The fig is the edible fruit of a small species of a flowering tree in the family of Moraceae. It’s native to Western Asia and made its way to the Mediterranean in ancient times. Ancient people cultivated and grew Fig trees as an ornamental plant and food. In India, they call it the Banyan Tree or Indian Fig Tree. The tree is woven into their mythology and considered as sacred. People commonly refer to it as Ficus benghalensis or Ficus racemosa.
Varieties of Indian Fig Tree
Ficus Benghalensis is the Indian National Tree. People usually call this Banyan species as Banyan fig or East Indian Banyan tree, naturally grown in the Indian Subcontinent. The tree belongs to the Moraceae family and the Ficus genus, named after the Hindu trader who favored the tree, called the Banyans.
People have cultivated it widely in the tropical and rainforests areas of the world.
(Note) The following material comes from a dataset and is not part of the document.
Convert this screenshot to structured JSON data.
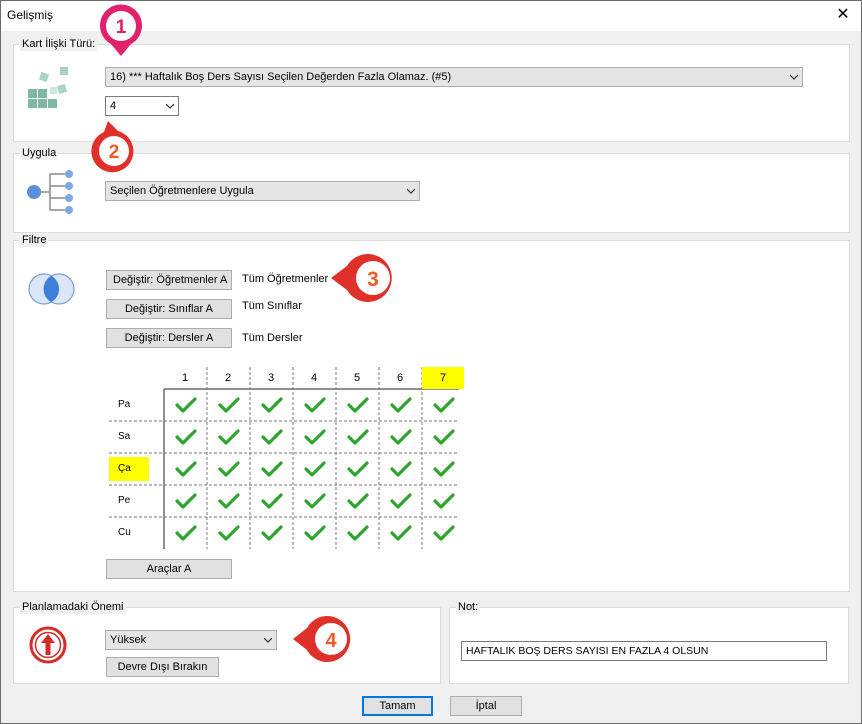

The tree is evergreen which is resistant to aridity and cold weather. The tree starts to grow as an epiphyte inclining on another tree that will soon be strangled and suffocated. Hence, people called it as the strangler fig. It is a fast-growing tree that can grow up to 200 meters and spread up to 30 meters.
Ficus racemosa is a deciduous tree that grows about 16 meters, commonly known as the cluster fig tree. People call it as the Indian fig tree or Gular in the local language. The tree belongs to the Moraceae- Mulberry family, in genus Ficus L.-fig. It has green-colored leaves that grow near its trunk. The oval-shaped fruit is edible. It is green in color when young, then becomes orange as it ripens.
The tree has great significance in Indian culture, specifically in their religion. People consider it sacred in Hindu and Buddhist religions. Some of their temples and yoga wells have Ficus racemosa nearby.
The Indian Fig Tree Characteristics
Indian fig trees are native to Asia and survive in tropical or subtropical countries. The Indian fig trees are epiphytes, which means they can survive without being attached to the ground. They get nutrients from leaves and other debris material of another plant that later strangled and suffocated. Here are some of its physical attributes:
- Growth form – it usually grows up to 30 meters tall and spreads widely. The tree produces aerial roots, which later turn to woody trunks.
- Leaves- its leaves are large, leathery, glossy, green, and elliptical.
- Fruits- spherical shaped, measuring about 1-2.5 cm in diameter, which become orange to red when ripe. It consists of a fleshy receptacle with a narrow aperture at the tip called a syconium.
- Pollination- the Agaonid Wasp Eupristina Masoni or the Agaonid Wasp pollinates the Indian fig tree.
- Harvest and yield- Indian fig tree matures after two years and produces fruit once to twice per year.
Indian Fig Tree as food
Ficus Benghalensis reddish fruit is not toxic, but they are barely edible and only eaten when food is scarce, like in famine. Some parts of the plant contain irritant saps that can cause throat irritation, drooling, and vomiting if ingested. However, its leaves are edible but more often used only as plates and for wrapping food.
Meanwhile, locals of India remove the seeds Ficus racemosa‘s fruit and cooked as stir-fried and curry. People from Vietnam usually pickled and halved the fruits of Ficus racemosa. Some locals of Brunei also eat raw Ficus racemosa with salt or soya sauce as sambal with rice. They also eat the ripe red sweet flesh of the fruit after the seeds were scraped or eaten by fig wasps.
Uses of Indian Fig Tree
The Indian fig tree has medicinal properties, which is crucial in the Indian traditional medicine system. Here are some of its uses:
- Leaves– People powdered the leaves of Indian fig tree and mixed with honey. They used it to treat some infections. They also used it as douche for women, and antiseptic wash for better wound healing. Leaves extracts are also use to treat hair. While the latex is used to treat boils, blisters, and measles.
- Fruits and Bark-People used the sap from the bark as a good remedy for diabetes. They also used it to heal burns and swelling. People also use it as astringent, treat stomach pain, bowel problems such as diarrhea and constipation.
Indian Fig Tree is not limited to medicine but also has a lot of use in the botanical area. The leaves fall and decay into the ground and are good fertilizers to improve the yield of crops. People used the bark to make paper, and fiber to make ropes. The wood is good firewood. People also use leaves as biodegradable plates to serve food. The leaves also provide moisture to livestock. Indeed, the use of the Indian fig tree is versatile. It has been very useful to people in medicine, livelihood, food, and many more.